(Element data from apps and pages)
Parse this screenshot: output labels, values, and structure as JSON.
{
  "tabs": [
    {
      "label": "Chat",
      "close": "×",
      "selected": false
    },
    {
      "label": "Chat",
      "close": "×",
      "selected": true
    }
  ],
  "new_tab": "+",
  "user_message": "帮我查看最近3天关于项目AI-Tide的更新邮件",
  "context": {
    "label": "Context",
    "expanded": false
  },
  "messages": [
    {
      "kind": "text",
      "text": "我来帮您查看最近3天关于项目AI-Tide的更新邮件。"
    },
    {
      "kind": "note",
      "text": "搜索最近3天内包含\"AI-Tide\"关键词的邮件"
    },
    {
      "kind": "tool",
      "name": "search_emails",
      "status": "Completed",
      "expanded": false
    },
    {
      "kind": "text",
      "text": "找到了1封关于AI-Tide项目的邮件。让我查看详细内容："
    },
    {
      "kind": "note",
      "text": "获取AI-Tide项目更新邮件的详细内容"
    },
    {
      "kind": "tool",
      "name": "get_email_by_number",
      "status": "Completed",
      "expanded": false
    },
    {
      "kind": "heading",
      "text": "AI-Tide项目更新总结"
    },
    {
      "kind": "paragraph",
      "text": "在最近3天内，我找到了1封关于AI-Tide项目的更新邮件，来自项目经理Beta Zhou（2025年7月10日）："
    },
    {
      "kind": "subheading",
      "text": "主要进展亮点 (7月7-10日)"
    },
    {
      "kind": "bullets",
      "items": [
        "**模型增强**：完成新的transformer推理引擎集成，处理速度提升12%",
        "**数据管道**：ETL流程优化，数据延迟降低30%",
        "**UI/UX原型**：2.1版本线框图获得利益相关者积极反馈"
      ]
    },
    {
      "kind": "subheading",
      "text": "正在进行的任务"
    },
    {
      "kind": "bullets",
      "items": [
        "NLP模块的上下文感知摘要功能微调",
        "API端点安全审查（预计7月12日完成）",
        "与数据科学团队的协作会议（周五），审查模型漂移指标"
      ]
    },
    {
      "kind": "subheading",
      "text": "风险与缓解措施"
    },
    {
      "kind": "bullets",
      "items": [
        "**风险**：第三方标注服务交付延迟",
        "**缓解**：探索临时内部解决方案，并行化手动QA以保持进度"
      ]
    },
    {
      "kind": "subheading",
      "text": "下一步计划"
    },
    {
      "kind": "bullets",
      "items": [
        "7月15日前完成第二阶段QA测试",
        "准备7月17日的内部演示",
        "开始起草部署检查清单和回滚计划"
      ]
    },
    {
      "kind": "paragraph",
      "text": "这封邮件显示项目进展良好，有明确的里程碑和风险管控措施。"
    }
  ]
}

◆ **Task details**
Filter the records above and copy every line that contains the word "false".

◆ **Result of the exercise**
      "selected": false
    "expanded": false
      "expanded": false
      "expanded": false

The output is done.